WORK TO COMPLETE: Across the entries that follow, tally every line holding the word "label" and reply with the count alone.

Records from a data collection
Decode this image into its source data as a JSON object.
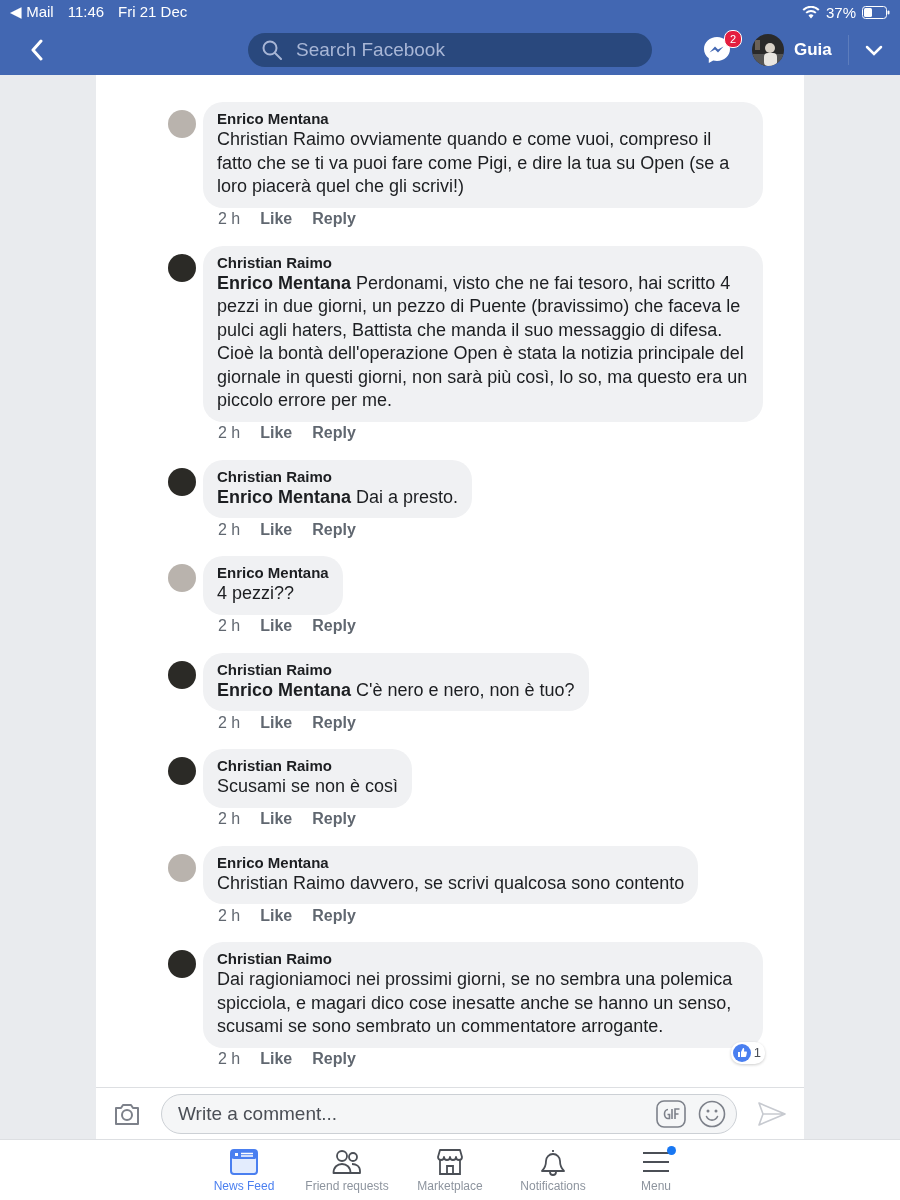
{
  "status_bar": {
    "back_app": "◀ Mail",
    "time": "11:46",
    "date": "Fri 21 Dec",
    "battery": "37%"
  },
  "header": {
    "search": {
      "placeholder": "Search Facebook"
    },
    "messenger_badge": "2",
    "user_name": "Guia"
  },
  "comments": [
    {
      "author": "Enrico Mentana",
      "color": "#b9b3ad",
      "text": "Christian Raimo ovviamente quando e come vuoi, compreso il fatto che se ti va puoi fare come Pigi, e dire la tua su Open (se a loro piacerà quel che gli scrivi!)",
      "time": "2 h",
      "like": "Like",
      "reply": "Reply"
    },
    {
      "author": "Christian Raimo",
      "color": "#2b2a26",
      "text": "**Enrico Mentana** Perdonami, visto che ne fai tesoro, hai scritto 4 pezzi in due giorni, un pezzo di Puente (bravissimo) che faceva le pulci agli haters, Battista che manda il suo messaggio di difesa. Cioè la bontà dell'operazione Open è stata la notizia principale del giornale in questi giorni, non sarà più così, lo so, ma questo era un piccolo errore per me.",
      "time": "2 h",
      "like": "Like",
      "reply": "Reply"
    },
    {
      "author": "Christian Raimo",
      "color": "#2b2a26",
      "text": "**Enrico Mentana** Dai a presto.",
      "time": "2 h",
      "like": "Like",
      "reply": "Reply"
    },
    {
      "author": "Enrico Mentana",
      "color": "#b9b3ad",
      "text": "4 pezzi??",
      "time": "2 h",
      "like": "Like",
      "reply": "Reply"
    },
    {
      "author": "Christian Raimo",
      "color": "#2b2a26",
      "text": "**Enrico Mentana** C'è nero e nero, non è tuo?",
      "time": "2 h",
      "like": "Like",
      "reply": "Reply"
    },
    {
      "author": "Christian Raimo",
      "color": "#2b2a26",
      "text": "Scusami se non è così",
      "time": "2 h",
      "like": "Like",
      "reply": "Reply"
    },
    {
      "author": "Enrico Mentana",
      "color": "#b9b3ad",
      "text": "Christian Raimo davvero, se scrivi qualcosa sono contento",
      "time": "2 h",
      "like": "Like",
      "reply": "Reply"
    },
    {
      "author": "Christian Raimo",
      "color": "#2b2a26",
      "text": "Dai ragioniamoci nei prossimi giorni, se no sembra una polemica spicciola, e magari dico cose inesatte anche se hanno un senso, scusami se sono sembrato un commentatore arrogante.",
      "time": "2 h",
      "like": "Like",
      "reply": "Reply",
      "reactions": "1"
    }
  ],
  "composer": {
    "placeholder": "Write a comment..."
  },
  "nav": [
    {
      "kind": "feed",
      "label": "News Feed",
      "selected": true,
      "dot": false
    },
    {
      "kind": "friends",
      "label": "Friend requests",
      "selected": false,
      "dot": false
    },
    {
      "kind": "market",
      "label": "Marketplace",
      "selected": false,
      "dot": false
    },
    {
      "kind": "bell",
      "label": "Notifications",
      "selected": false,
      "dot": false
    },
    {
      "kind": "menu",
      "label": "Menu",
      "selected": false,
      "dot": true
    }
  ]
}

EXERCISE RESULT: 5